Segment Open

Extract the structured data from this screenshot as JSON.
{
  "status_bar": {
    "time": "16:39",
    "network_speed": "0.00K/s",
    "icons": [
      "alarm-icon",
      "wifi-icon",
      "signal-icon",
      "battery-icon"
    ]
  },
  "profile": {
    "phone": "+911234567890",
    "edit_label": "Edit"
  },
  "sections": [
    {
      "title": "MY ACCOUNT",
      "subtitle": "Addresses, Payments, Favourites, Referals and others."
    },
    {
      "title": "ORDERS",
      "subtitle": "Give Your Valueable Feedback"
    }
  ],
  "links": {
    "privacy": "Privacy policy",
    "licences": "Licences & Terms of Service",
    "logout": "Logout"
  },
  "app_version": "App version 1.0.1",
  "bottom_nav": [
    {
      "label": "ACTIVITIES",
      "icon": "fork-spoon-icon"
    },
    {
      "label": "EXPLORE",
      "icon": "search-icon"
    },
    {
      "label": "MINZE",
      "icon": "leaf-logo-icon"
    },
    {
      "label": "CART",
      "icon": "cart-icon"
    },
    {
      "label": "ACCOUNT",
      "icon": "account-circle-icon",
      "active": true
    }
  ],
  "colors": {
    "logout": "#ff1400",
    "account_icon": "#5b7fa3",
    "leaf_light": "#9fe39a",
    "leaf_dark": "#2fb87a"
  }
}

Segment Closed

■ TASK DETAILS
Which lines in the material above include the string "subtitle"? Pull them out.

■ REPLY
      "subtitle": "Addresses, Payments, Favourites, Referals and others."
      "subtitle": "Give Your Valueable Feedback"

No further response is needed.